Moving picture: Elgin woman teaches belly dancing

Christina King is more than a belly dancer. She lives and breathes all that it entails.

King grew up immersed in the Middle Eastern and North African cultures where it flourishes. And she has come to realize it's about much more than the performance. It's not “adult-oriented entertainment” — it's for everyone.

She espouses that philosophy from the Eastern Groove Studio she runs at 221 E. Chicago St. in downtown Elgin. She makes her own costumes, too, and likewise passes along that expertise to her students, who number about 50 and come from as far away as Chicago and Beloit, Wis.

Belly dancing, King says, is “accessible to any age, at any fitness level, from any walk of life, any culture ... There are really no exclusions.”
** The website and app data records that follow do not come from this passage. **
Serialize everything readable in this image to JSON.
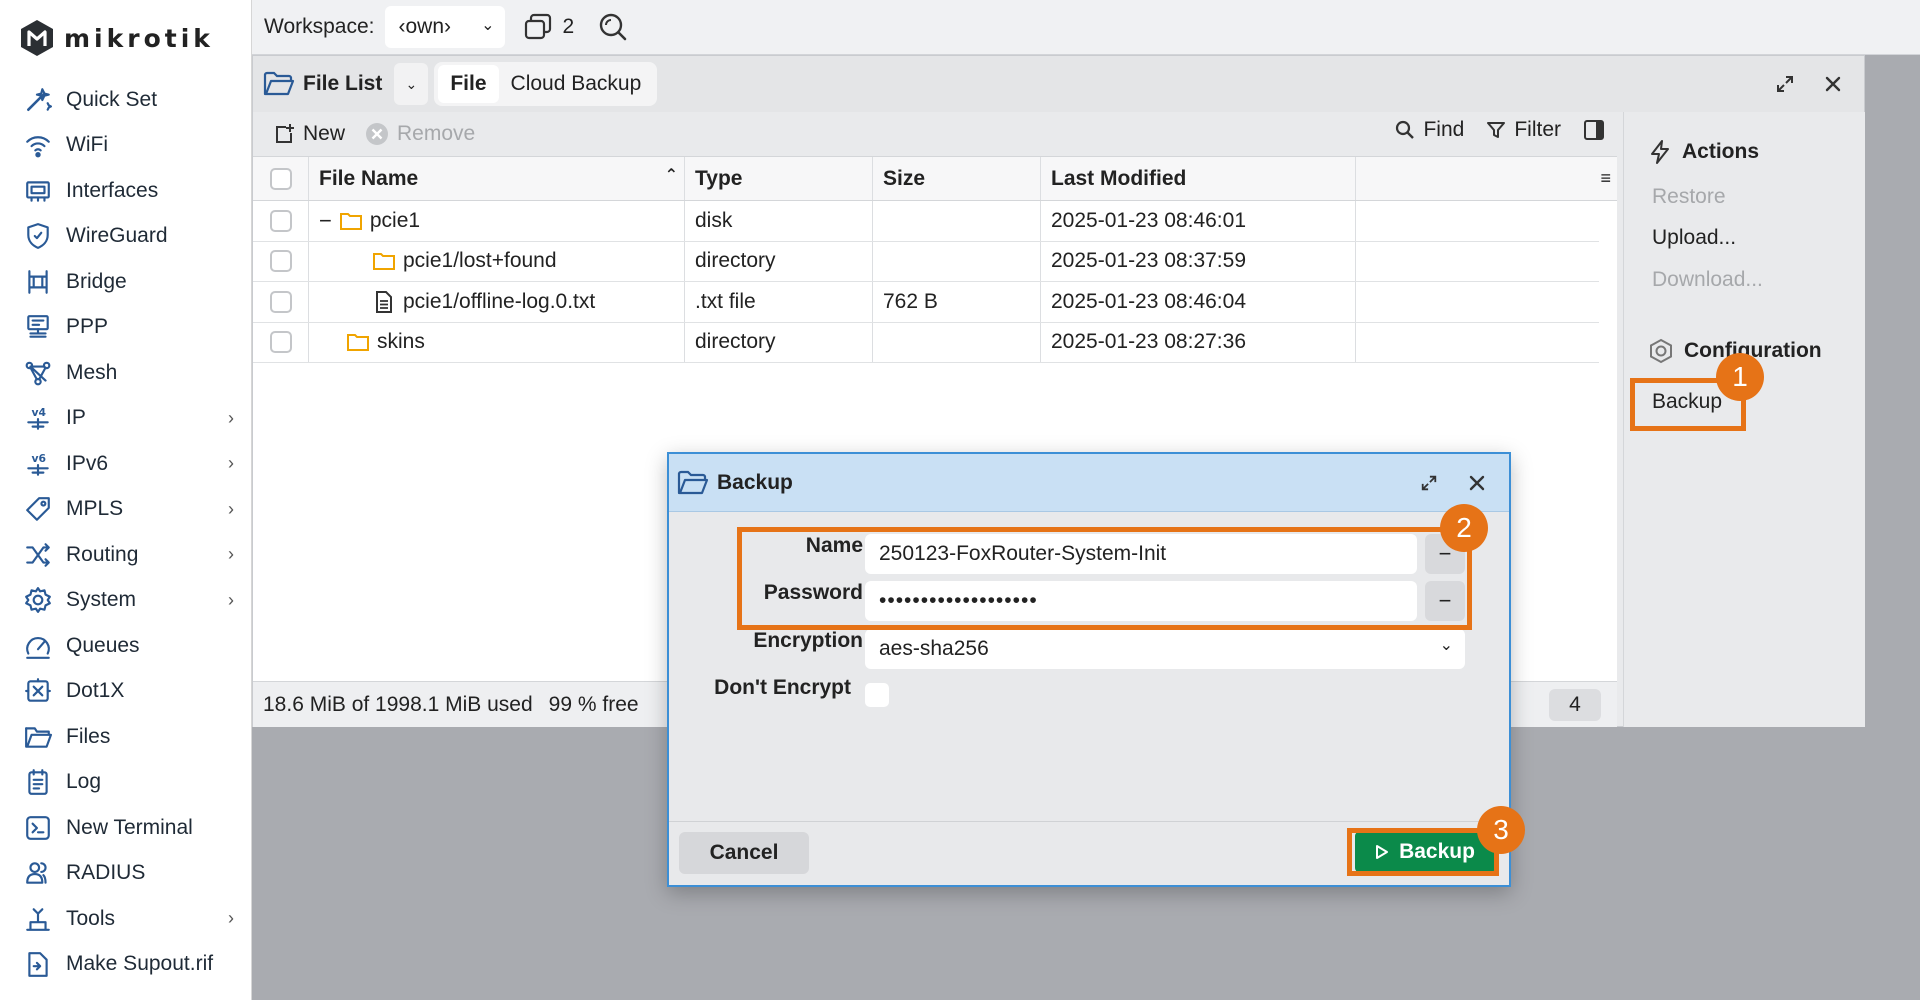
{
  "brand": {
    "logo_text": "mikrotik"
  },
  "sidebar": {
    "items": [
      {
        "label": "Quick Set",
        "icon": "wand-icon",
        "has_submenu": false
      },
      {
        "label": "WiFi",
        "icon": "wifi-icon",
        "has_submenu": false
      },
      {
        "label": "Interfaces",
        "icon": "interfaces-icon",
        "has_submenu": false
      },
      {
        "label": "WireGuard",
        "icon": "shield-icon",
        "has_submenu": false
      },
      {
        "label": "Bridge",
        "icon": "bridge-icon",
        "has_submenu": false
      },
      {
        "label": "PPP",
        "icon": "ppp-icon",
        "has_submenu": false
      },
      {
        "label": "Mesh",
        "icon": "mesh-icon",
        "has_submenu": false
      },
      {
        "label": "IP",
        "icon": "ipv4-icon",
        "has_submenu": true
      },
      {
        "label": "IPv6",
        "icon": "ipv6-icon",
        "has_submenu": true
      },
      {
        "label": "MPLS",
        "icon": "tag-icon",
        "has_submenu": true
      },
      {
        "label": "Routing",
        "icon": "routing-icon",
        "has_submenu": true
      },
      {
        "label": "System",
        "icon": "gear-icon",
        "has_submenu": true
      },
      {
        "label": "Queues",
        "icon": "gauge-icon",
        "has_submenu": false
      },
      {
        "label": "Dot1X",
        "icon": "dot1x-icon",
        "has_submenu": false
      },
      {
        "label": "Files",
        "icon": "folder-icon",
        "has_submenu": false
      },
      {
        "label": "Log",
        "icon": "log-icon",
        "has_submenu": false
      },
      {
        "label": "New Terminal",
        "icon": "terminal-icon",
        "has_submenu": false
      },
      {
        "label": "RADIUS",
        "icon": "users-icon",
        "has_submenu": false
      },
      {
        "label": "Tools",
        "icon": "tools-icon",
        "has_submenu": true
      },
      {
        "label": "Make Supout.rif",
        "icon": "file-export-icon",
        "has_submenu": false
      }
    ]
  },
  "topbar": {
    "workspace_label": "Workspace:",
    "workspace_value": "‹own›",
    "window_count": "2"
  },
  "file_list": {
    "title": "File List",
    "tabs": [
      {
        "label": "File",
        "active": true
      },
      {
        "label": "Cloud Backup",
        "active": false
      }
    ],
    "toolbar": {
      "new_label": "New",
      "remove_label": "Remove",
      "find_label": "Find",
      "filter_label": "Filter"
    },
    "columns": {
      "name": "File Name",
      "type": "Type",
      "size": "Size",
      "modified": "Last Modified"
    },
    "rows": [
      {
        "name": "pcie1",
        "type": "disk",
        "size": "",
        "modified": "2025-01-23 08:46:01"
      },
      {
        "name": "pcie1/lost+found",
        "type": "directory",
        "size": "",
        "modified": "2025-01-23 08:37:59"
      },
      {
        "name": "pcie1/offline-log.0.txt",
        "type": ".txt file",
        "size": "762 B",
        "modified": "2025-01-23 08:46:04"
      },
      {
        "name": "skins",
        "type": "directory",
        "size": "",
        "modified": "2025-01-23 08:27:36"
      }
    ],
    "status": {
      "usage": "18.6 MiB of 1998.1 MiB  used",
      "free": "99 % free",
      "count": "4"
    }
  },
  "actions_panel": {
    "actions_title": "Actions",
    "restore": "Restore",
    "upload": "Upload...",
    "download": "Download...",
    "config_title": "Configuration",
    "backup": "Backup"
  },
  "dialog": {
    "title": "Backup",
    "name_label": "Name",
    "name_value": "250123-FoxRouter-System-Init",
    "password_label": "Password",
    "password_value": "•••••••••••••••••••",
    "encryption_label": "Encryption",
    "encryption_value": "aes-sha256",
    "dont_encrypt_label": "Don't Encrypt",
    "cancel_label": "Cancel",
    "backup_label": "Backup"
  },
  "annotations": {
    "step1": "1",
    "step2": "2",
    "step3": "3"
  },
  "colors": {
    "accent_orange": "#e67317",
    "backup_green": "#0b8a4a",
    "dialog_header": "#c9e0f4",
    "icon_blue": "#2a5a96"
  }
}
A former music teacher in Chicago, King started teaching belly dancing at park districts throughout the suburbs. She opened the Elgin studio in 2008. But her love for the art dates back to when she lived as a child in Turkey while her father, an Air Force officer, was stationed there for three years. Returning home, she saw her first performance at age 12 at a renaissance faire.

But after 20 years of dancing, she's come to realize there's more to it than just learning the moves as well as “all the superficial things that go along with learning a new art and all the fun stuff like that. As I've grown as a dancer, I have come to really appreciate more what it does for me and others on the inside ... There's a deeper sense of what's going on. It's really become a part of me and it pervades everything in my life.”

She'd also like to change some of the misconceptions about the dance.

“Sometimes there's a perception from members of the public that what we are doing is adult-orientated entertainment — and it's not,” King says.

“It really is celebrational, and it really is a beautiful thing, and it has grown into so many different corners of the world of dance and the world of our society, and it's really nice to see that broadening has brought us more acceptance.”

Several types of belly dancing are taught at King's studio, and there's a performance troop as well. King teaches the Tribal Fusion classes, which she describes as “a more modernized, Westernized form of belly dance.”

She also offers the traditional Egyptian belly dance, a drills and techniques class, and yoga for belly dance.

“It's wonderful to see all of that and the commingling of those people, and everyone bringing to the dance what they can and getting from the dance what they need.”

  King, who has been performing belly dance for more than 20 years, also makes her own costumes and adornment pieces. Laura Stoecker/
  Belly dance instructor Christina King leads students in the Sunday evening class at Eastern Grooves Dance Studio in Elgin. Laura Stoecker/
  Christina King of Eastern Grooves Dance Studio in Elgin leads a class through warm ups. Laura Stoecker/
  Zills, small metallic cymbals attached to the fingers, are used frequently in belly dance. Laura Stoecker/
  Christina King leads a class at her dance studio, Eastern Grooves Dance Studio in Elgin. Laura Stoecker/
  King and members of her Tribal Fusion Level 2 class at her dance studio, Eastern Grooves Dance Studio in Elgin. Laura Stoecker/
Article Comments
Guidelines: Keep it civil and on topic; no profanity, vulgarity, slurs or personal attacks. People who harass others or joke about tragedies will be blocked. If a comment violates these standards or our terms of service, click the "flag" link in the lower-right corner of the comment box. To find our more, read our FAQ.